“We have no choice [to evolve],” says Pierre Fillon. “The 24 Hours of Le Mans is the home of innovation and, if motorsport does not go with the innovation of racing, then there is no future for the sport.”
Le Mans has brought some great technological advancements to the automotive industry. We have the race to thank for the introduction of brake disks after they were run in the 1953 edition of the event. Then, in the Sixties, a time of Ford domination, quartz iodine headlamps were invented. In 1998, it was the turn of the hybrid engine - something that has been instrumental in changing the DNA of cars of the future.
“We have been working on hydrogen technology since 2017,” says Fillon. “We are convinced that we will need a transition period for zero emission technology. We think our project is incredibly important to accelerate the zero emission projects in the car industry.”

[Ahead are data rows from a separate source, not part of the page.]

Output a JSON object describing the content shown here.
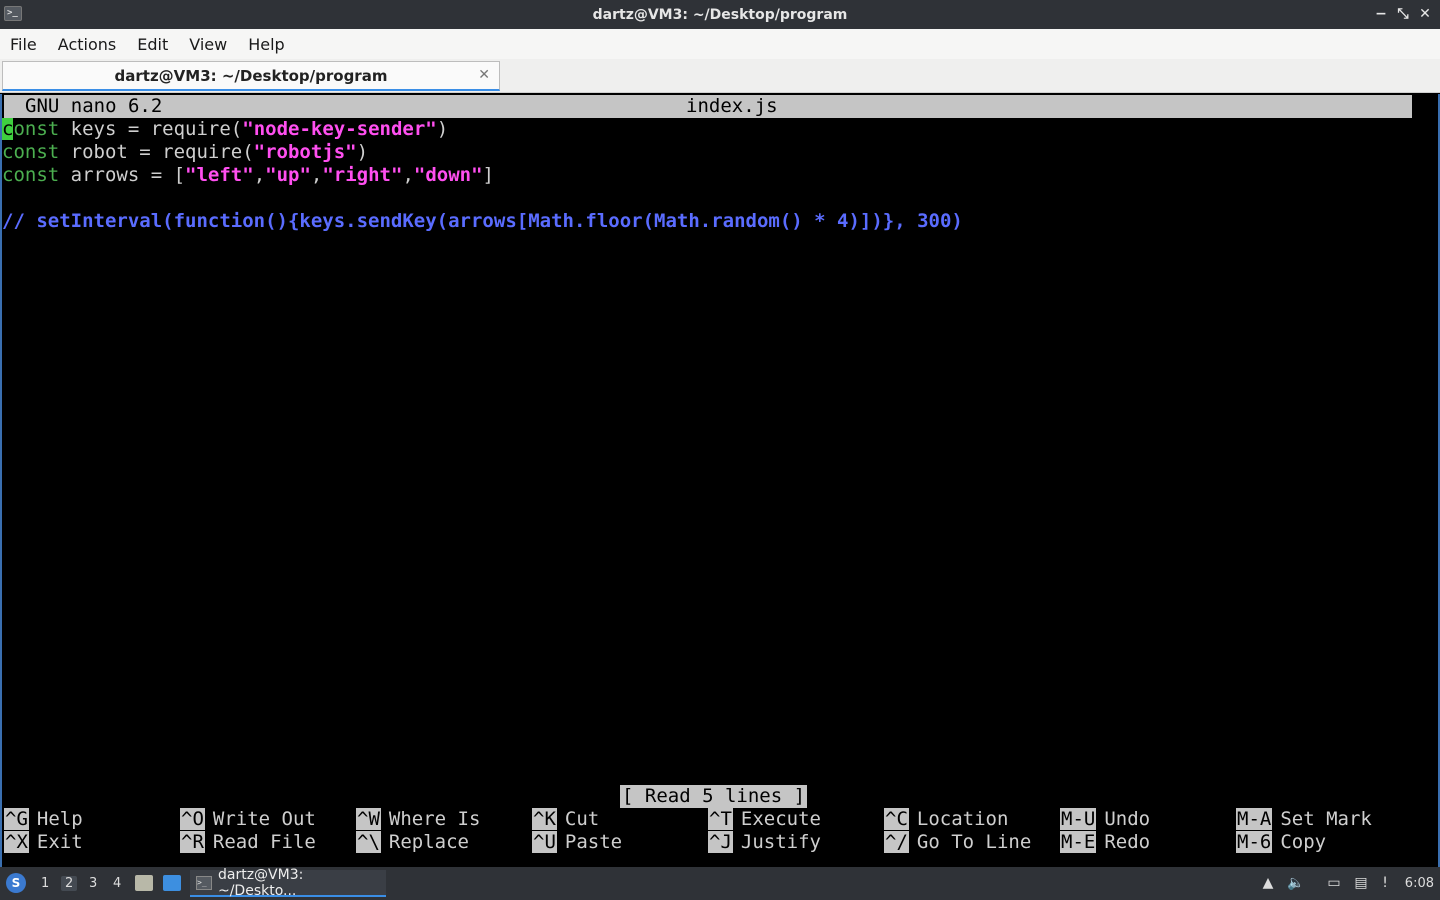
{
  "window": {
    "title": "dartz@VM3: ~/Desktop/program",
    "controls": [
      "−",
      "⤡",
      "✕"
    ]
  },
  "menu": [
    "File",
    "Actions",
    "Edit",
    "View",
    "Help"
  ],
  "tab": {
    "title": "dartz@VM3: ~/Desktop/program",
    "close": "✕"
  },
  "nano": {
    "version": "GNU nano 6.2",
    "filename": "index.js",
    "status": "[ Read 5 lines ]",
    "shortcuts": [
      {
        "key": "^G",
        "label": "Help"
      },
      {
        "key": "^O",
        "label": "Write Out"
      },
      {
        "key": "^W",
        "label": "Where Is"
      },
      {
        "key": "^K",
        "label": "Cut"
      },
      {
        "key": "^T",
        "label": "Execute"
      },
      {
        "key": "^C",
        "label": "Location"
      },
      {
        "key": "M-U",
        "label": "Undo"
      },
      {
        "key": "M-A",
        "label": "Set Mark"
      },
      {
        "key": "^X",
        "label": "Exit"
      },
      {
        "key": "^R",
        "label": "Read File"
      },
      {
        "key": "^\\",
        "label": "Replace"
      },
      {
        "key": "^U",
        "label": "Paste"
      },
      {
        "key": "^J",
        "label": "Justify"
      },
      {
        "key": "^/",
        "label": "Go To Line"
      },
      {
        "key": "M-E",
        "label": "Redo"
      },
      {
        "key": "M-6",
        "label": "Copy"
      }
    ]
  },
  "code": {
    "line1": {
      "cursor": "c",
      "kw": "onst",
      "a": " keys = require(",
      "s": "\"node-key-sender\"",
      "b": ")"
    },
    "line2": {
      "kw": "const",
      "a": " robot = require(",
      "s": "\"robotjs\"",
      "b": ")"
    },
    "line3": {
      "kw": "const",
      "a": " arrows = [",
      "s1": "\"left\"",
      "c1": ",",
      "s2": "\"up\"",
      "c2": ",",
      "s3": "\"right\"",
      "c3": ",",
      "s4": "\"down\"",
      "b": "]"
    },
    "line5": "// setInterval(function(){keys.sendKey(arrows[Math.floor(Math.random() * 4)])}, 300)"
  },
  "taskbar": {
    "workspaces": [
      "1",
      "2",
      "3",
      "4"
    ],
    "task_title": "dartz@VM3: ~/Deskto...",
    "clock": "6:08"
  }
}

Another newcomer in electric racing is Projekt E, which is the electric version of classic Rallycross. It is no surprise that this exciting venture is backed by some big names in the industry, with Ken Block driving the Ford Fiesta ERX at the first event in Holjes in August and was indeed crowned the inaugural race winner. In fact, Ford dominated the first round of the series with a top-three lockout on the podium, showing that international leaders in the automotive industry are making serious efforts to innovate in motorsport.

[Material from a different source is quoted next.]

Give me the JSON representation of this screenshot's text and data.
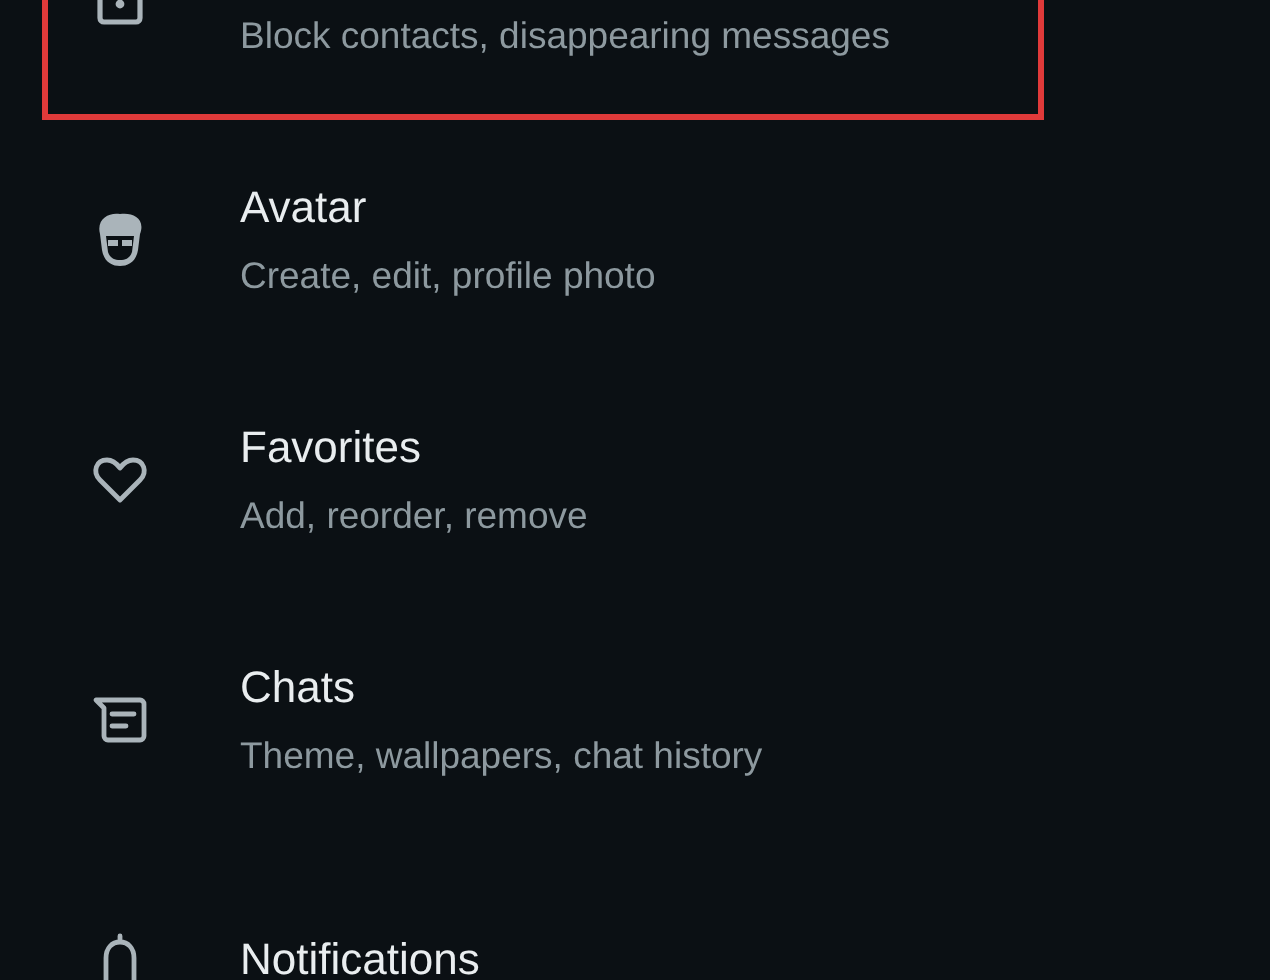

Projekt-E has been in the pipeline for over a decade and has been a meticulously planned project filled with technological advancements that engineers have had to adapt to.
This is not the only innovative and ambitious project that the team at Ford has been involved with. Brian Novak is a Motorsport Supervisor who leads several technical teams at Ford Performance and has been overseeing the Mustang Cobra Jet 1400 and the Mustang Mach-E 1400 projects.

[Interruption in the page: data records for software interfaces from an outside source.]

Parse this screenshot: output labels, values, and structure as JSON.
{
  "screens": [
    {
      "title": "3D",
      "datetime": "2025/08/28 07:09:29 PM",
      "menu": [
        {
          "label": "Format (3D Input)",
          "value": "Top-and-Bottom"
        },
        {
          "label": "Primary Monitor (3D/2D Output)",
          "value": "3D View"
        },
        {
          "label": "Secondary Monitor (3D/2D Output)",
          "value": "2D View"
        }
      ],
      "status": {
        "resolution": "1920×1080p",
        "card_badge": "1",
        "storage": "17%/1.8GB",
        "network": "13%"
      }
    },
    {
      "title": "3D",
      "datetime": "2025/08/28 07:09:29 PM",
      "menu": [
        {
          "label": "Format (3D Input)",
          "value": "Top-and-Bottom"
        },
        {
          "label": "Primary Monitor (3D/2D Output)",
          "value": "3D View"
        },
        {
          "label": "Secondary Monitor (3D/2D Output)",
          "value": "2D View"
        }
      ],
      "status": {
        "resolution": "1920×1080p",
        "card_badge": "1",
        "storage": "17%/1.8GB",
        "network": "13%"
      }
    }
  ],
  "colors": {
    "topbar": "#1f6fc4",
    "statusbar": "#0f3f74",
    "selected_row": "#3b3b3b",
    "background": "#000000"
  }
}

“The goals of both those programmes have been learning test beds for Ford Motor Company and Ford Performance.”
We started a test bed for us at Ford Performance to learn how to race a super high performance electric car, but also to transfer that knowledge back to the mainstream.
The manufacturer is constantly learning and using batteries to develop a better understanding of its configuration and capabilities.
“A very key thing with electric vehicles is how do you control them?” he says. “From a powertrain control standpoint and the range. That is very important.”


There are also additional motorsport technologies to explore including Airspeeder which could become the world’s first flying car racing series. Its founder and CEO Matthew Pearson is confident that their technology will propel the mission to have flying taxis in the near future too - showing that more efforts are being made to reinvent motorsport.
“I wanted to create a mechanism through racing to create the ultimate flying car,” he says. “The flying cars that people desperately want, the fantasy vehicles that everyone would love to own, drive, fly - Airspeeder is the crucible to create this.”
Airspeeder is currently testing its unmanned MK3 design which is a full-scale model of the MK4 Speeder. In 2021 and beyond, they will race in some of the most dramatic landscapes across the world, with their first pilot-led flight taking place next year.
Motorsports is at a crossroad at the moment
Pearson says. “Airspeeder can be the answer to this and what is the pinnacle of motorsport in the 21st century. We are driving a 2D race and transforming it into a 3D format.
Airspeeder will race on entirely electric technology, proving motorsport is taking another step away from fossil fuels.
“The technologies are transformational with collision avoidance technologies, autonomous vehicles and electric battery innovation which moves the transition to a sustainable future,” he says.
With the likes of Ford, M-Sport and Airspeeder, the generations to come look to enjoy a fast and furious sport that is better for our planet, introduces state of the art technology and one that tests the engineers to the very limit to achieve sporting greatness.